Supercomputer from the Żubr Fund sees, hears and understands wild animals
The Żubr Fund has donated PLN 100,000 to the Mammal Research Institute of the Polish Academy of Science (MRI PAS) for the purchase of a supercomputer. The hi- end hardware uses Artificial Intelligence to process data from detectors installed across the Bialowieza Forest, accelerating research on endangered species of animals.
Changing the work methodology – from analogue field research to digital measurements – is a standard in most European countries. The MRI PAS employees are increasingly using cutting-edge tools such as: drones, camera traps, acoustic detectors, allowing them to conduct research in hundreds of places at the same time. An example of that are the camera traps installed by the scientists from MRI PAS, recording even several thousand photos and videos a year. With such intensity of digital measurements, the scientists obtain an impressive amount of data. To facilitate their processing, Kompania Piwowarska’s Żubr Fund supported the project with a new, efficient supercomputer.
Visually, the supercomputer resembles a classic one, but what makes it stand out is its computing power using AI algorithms to recognize objects and events on photos, videos, sound files. It makes it easier to classify them automatically. Metaphorically speaking, it is “data knowledge squeezer”.
Artificial Intelligence in the world of nature
The supercomputer will operate on the Trapper AI expert system, designed by MRI PAS, Open Science Conservation Fund and Slavic AI from Bialystok. The system processes sensor-derived data, learning to identify animals in their natural environment. Trapper AI has been successfully implemented in the Karkonoski National Park and ten national parks in Germany, arousing interest among other European parks and research institutes.
– Artificial Intelligence used worldwide helps speed up research. Poland is now only catching up with other countries. This is a breakthrough for wildlife sciences – says Michał Żmihorski, Director of the Mammal Research Institute of the Polish Academy of Science.
The sensors are small recording devices: camera traps, audio recorders, meteo sensors, drones, automatic photo cameras. They can be placed randomly or in specific locations along a road or by a water reservoir, where animals gather.
The network of listening points allows the scientists to precisely monitor large areas of the Forest simultaneously – while traditional methods would require hiring 150 qualified experts. The system’s features include: creating a map of species habitats, tracking their population changes.
The camera traps and acoustic detectors enable following the secret life of lynxes and other wild animals. Thanks to this method, for the first time in years, a visit of a Belarusian bear in the Białowieża Forest was recorded.
Based on the data, researchers build daily and seasonal animal activity patterns, and they can estimate the species richness index or describe their behavior. MRI PAS uses these methods to follow bats, rodents, predators, birds and insects.
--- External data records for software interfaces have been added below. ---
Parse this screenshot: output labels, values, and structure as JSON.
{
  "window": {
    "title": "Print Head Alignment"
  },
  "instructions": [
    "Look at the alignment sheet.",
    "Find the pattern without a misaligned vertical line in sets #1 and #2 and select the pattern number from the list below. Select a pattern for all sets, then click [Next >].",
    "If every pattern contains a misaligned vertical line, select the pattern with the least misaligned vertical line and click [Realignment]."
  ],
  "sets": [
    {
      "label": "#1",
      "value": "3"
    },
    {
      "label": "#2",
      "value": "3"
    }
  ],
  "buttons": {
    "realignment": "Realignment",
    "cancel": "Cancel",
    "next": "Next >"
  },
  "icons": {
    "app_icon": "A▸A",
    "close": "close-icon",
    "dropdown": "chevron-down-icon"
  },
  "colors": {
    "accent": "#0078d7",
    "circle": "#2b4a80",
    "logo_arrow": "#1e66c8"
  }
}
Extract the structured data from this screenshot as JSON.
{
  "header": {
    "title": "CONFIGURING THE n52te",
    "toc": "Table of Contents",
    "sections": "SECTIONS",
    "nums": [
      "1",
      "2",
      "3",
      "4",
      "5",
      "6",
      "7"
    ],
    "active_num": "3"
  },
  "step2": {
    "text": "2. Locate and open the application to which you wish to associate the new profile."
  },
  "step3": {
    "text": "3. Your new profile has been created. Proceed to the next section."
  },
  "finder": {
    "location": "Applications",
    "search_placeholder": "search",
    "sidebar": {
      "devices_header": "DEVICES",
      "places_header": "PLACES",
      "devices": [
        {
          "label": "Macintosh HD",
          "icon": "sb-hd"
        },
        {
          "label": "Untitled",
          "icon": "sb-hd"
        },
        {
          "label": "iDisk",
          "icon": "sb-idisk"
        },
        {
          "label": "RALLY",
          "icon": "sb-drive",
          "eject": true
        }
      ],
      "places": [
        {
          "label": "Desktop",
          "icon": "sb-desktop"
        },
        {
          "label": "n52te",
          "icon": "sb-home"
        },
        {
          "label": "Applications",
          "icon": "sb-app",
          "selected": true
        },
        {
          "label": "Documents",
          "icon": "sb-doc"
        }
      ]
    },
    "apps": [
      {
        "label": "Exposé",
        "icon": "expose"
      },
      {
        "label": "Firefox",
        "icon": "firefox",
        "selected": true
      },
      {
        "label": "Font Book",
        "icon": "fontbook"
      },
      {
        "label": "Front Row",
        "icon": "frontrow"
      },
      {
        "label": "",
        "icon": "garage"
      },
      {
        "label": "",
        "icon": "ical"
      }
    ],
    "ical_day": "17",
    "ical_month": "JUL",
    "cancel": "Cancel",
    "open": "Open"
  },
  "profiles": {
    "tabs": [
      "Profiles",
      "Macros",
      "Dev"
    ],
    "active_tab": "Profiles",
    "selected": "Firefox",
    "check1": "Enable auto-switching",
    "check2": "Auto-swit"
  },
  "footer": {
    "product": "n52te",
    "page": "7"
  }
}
– To protect biodiversity and endangered species, we have to first find out what makes them endangered. We explore which environmental features correlate with the presence or vanishing of a species, thus we need extensive knowledge of the environment – explains Professor Żmihorski.
The supercomputer will support researchers in locating the hotspots of biodiversity and rare animal concentration areas, and thus justifying the need for wildlife conservation, e.g. by establishing nature reserves. Relevant recommendations for national parks, the government and forest district offices may lead to more effective protection of wild animals and their habitats.
The supercomputer will also enable further automation, development and training of new AI models, leading to faster data processing (from 10x up to even 100x faster).
– Within the framework of the Żubr Fund’s activities for this year, we decided to donate PLN 100,000 for the purchase of a supercomputer. It will allow researchers to increase the efficiency of the AI algorithm developed by MRI PAS - Trapper AI, which analyses data from several dozen camera traps and 120 detectors recording the sounds of birds and bats across the Białowieża Forest. The current partnership with MRI PAS is a result of our last year’s activities, which we are very satisfied with. Setting up towers and booths for bats has had a real impact on the quality of life of mammals and improved the relationship between the inhabitants of Białowieża and scientific employees – says Urszula Czerniawska- Kapeluch, Żubr Senior Brand Manager.